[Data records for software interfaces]
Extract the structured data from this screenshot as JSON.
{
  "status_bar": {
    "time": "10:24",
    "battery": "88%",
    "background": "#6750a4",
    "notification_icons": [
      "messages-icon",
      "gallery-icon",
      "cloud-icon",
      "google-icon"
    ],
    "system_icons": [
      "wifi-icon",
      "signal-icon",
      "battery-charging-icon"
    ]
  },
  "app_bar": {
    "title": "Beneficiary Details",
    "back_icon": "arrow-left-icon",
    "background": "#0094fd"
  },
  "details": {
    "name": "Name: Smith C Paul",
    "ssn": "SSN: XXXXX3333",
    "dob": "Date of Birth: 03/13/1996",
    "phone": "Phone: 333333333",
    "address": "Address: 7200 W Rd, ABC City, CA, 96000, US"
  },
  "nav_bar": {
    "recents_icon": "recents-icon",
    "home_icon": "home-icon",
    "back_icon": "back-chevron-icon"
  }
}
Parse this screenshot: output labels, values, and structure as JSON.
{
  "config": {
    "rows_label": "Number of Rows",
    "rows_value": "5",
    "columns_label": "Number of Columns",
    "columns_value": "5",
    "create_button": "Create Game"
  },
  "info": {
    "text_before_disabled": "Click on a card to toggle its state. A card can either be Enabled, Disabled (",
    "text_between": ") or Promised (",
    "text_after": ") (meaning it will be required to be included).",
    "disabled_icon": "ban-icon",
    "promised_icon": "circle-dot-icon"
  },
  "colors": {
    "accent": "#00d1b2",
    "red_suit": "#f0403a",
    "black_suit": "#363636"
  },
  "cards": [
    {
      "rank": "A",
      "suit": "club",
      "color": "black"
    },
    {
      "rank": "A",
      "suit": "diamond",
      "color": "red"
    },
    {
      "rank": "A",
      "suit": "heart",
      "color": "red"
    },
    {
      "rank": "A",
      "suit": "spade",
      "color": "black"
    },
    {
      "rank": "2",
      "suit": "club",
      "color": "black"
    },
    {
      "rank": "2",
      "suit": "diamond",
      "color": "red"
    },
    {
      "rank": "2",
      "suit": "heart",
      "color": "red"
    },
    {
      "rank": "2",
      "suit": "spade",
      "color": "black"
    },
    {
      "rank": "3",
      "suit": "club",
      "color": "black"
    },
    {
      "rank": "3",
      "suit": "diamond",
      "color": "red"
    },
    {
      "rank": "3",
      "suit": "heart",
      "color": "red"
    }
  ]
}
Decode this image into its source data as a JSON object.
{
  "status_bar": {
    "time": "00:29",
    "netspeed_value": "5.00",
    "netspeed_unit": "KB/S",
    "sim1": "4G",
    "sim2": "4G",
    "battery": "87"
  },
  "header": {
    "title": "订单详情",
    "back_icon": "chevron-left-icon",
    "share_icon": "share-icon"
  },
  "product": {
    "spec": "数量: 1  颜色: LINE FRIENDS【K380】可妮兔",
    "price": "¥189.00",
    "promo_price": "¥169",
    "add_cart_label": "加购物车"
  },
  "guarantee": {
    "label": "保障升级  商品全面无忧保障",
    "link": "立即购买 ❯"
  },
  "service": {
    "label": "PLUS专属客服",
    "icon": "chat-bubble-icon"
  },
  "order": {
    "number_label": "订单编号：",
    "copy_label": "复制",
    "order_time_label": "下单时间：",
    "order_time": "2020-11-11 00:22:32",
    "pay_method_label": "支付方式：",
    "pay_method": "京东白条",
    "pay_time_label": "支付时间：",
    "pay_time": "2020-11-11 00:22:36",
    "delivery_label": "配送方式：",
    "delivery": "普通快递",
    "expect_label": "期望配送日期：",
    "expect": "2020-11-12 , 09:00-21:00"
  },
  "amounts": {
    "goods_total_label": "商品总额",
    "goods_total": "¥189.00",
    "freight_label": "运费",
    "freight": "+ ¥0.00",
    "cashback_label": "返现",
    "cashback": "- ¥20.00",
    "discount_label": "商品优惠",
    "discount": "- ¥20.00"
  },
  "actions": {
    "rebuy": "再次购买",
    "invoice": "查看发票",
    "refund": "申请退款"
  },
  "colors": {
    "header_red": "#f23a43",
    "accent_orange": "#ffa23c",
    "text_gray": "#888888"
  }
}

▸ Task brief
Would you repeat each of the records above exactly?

▸ Expected answer
Extract the structured data from this screenshot as JSON.
{
  "status_bar": {
    "time": "10:24",
    "battery": "88%",
    "background": "#6750a4",
    "notification_icons": [
      "messages-icon",
      "gallery-icon",
      "cloud-icon",
      "google-icon"
    ],
    "system_icons": [
      "wifi-icon",
      "signal-icon",
      "battery-charging-icon"
    ]
  },
  "app_bar": {
    "title": "Beneficiary Details",
    "back_icon": "arrow-left-icon",
    "background": "#0094fd"
  },
  "details": {
    "name": "Name: Smith C Paul",
    "ssn": "SSN: XXXXX3333",
    "dob": "Date of Birth: 03/13/1996",
    "phone": "Phone: 333333333",
    "address": "Address: 7200 W Rd, ABC City, CA, 96000, US"
  },
  "nav_bar": {
    "recents_icon": "recents-icon",
    "home_icon": "home-icon",
    "back_icon": "back-chevron-icon"
  }
}
Parse this screenshot: output labels, values, and structure as JSON.
{
  "config": {
    "rows_label": "Number of Rows",
    "rows_value": "5",
    "columns_label": "Number of Columns",
    "columns_value": "5",
    "create_button": "Create Game"
  },
  "info": {
    "text_before_disabled": "Click on a card to toggle its state. A card can either be Enabled, Disabled (",
    "text_between": ") or Promised (",
    "text_after": ") (meaning it will be required to be included).",
    "disabled_icon": "ban-icon",
    "promised_icon": "circle-dot-icon"
  },
  "colors": {
    "accent": "#00d1b2",
    "red_suit": "#f0403a",
    "black_suit": "#363636"
  },
  "cards": [
    {
      "rank": "A",
      "suit": "club",
      "color": "black"
    },
    {
      "rank": "A",
      "suit": "diamond",
      "color": "red"
    },
    {
      "rank": "A",
      "suit": "heart",
      "color": "red"
    },
    {
      "rank": "A",
      "suit": "spade",
      "color": "black"
    },
    {
      "rank": "2",
      "suit": "club",
      "color": "black"
    },
    {
      "rank": "2",
      "suit": "diamond",
      "color": "red"
    },
    {
      "rank": "2",
      "suit": "heart",
      "color": "red"
    },
    {
      "rank": "2",
      "suit": "spade",
      "color": "black"
    },
    {
      "rank": "3",
      "suit": "club",
      "color": "black"
    },
    {
      "rank": "3",
      "suit": "diamond",
      "color": "red"
    },
    {
      "rank": "3",
      "suit": "heart",
      "color": "red"
    }
  ]
}
Decode this image into its source data as a JSON object.
{
  "status_bar": {
    "time": "00:29",
    "netspeed_value": "5.00",
    "netspeed_unit": "KB/S",
    "sim1": "4G",
    "sim2": "4G",
    "battery": "87"
  },
  "header": {
    "title": "订单详情",
    "back_icon": "chevron-left-icon",
    "share_icon": "share-icon"
  },
  "product": {
    "spec": "数量: 1  颜色: LINE FRIENDS【K380】可妮兔",
    "price": "¥189.00",
    "promo_price": "¥169",
    "add_cart_label": "加购物车"
  },
  "guarantee": {
    "label": "保障升级  商品全面无忧保障",
    "link": "立即购买 ❯"
  },
  "service": {
    "label": "PLUS专属客服",
    "icon": "chat-bubble-icon"
  },
  "order": {
    "number_label": "订单编号：",
    "copy_label": "复制",
    "order_time_label": "下单时间：",
    "order_time": "2020-11-11 00:22:32",
    "pay_method_label": "支付方式：",
    "pay_method": "京东白条",
    "pay_time_label": "支付时间：",
    "pay_time": "2020-11-11 00:22:36",
    "delivery_label": "配送方式：",
    "delivery": "普通快递",
    "expect_label": "期望配送日期：",
    "expect": "2020-11-12 , 09:00-21:00"
  },
  "amounts": {
    "goods_total_label": "商品总额",
    "goods_total": "¥189.00",
    "freight_label": "运费",
    "freight": "+ ¥0.00",
    "cashback_label": "返现",
    "cashback": "- ¥20.00",
    "discount_label": "商品优惠",
    "discount": "- ¥20.00"
  },
  "actions": {
    "rebuy": "再次购买",
    "invoice": "查看发票",
    "refund": "申请退款"
  },
  "colors": {
    "header_red": "#f23a43",
    "accent_orange": "#ffa23c",
    "text_gray": "#888888"
  }
}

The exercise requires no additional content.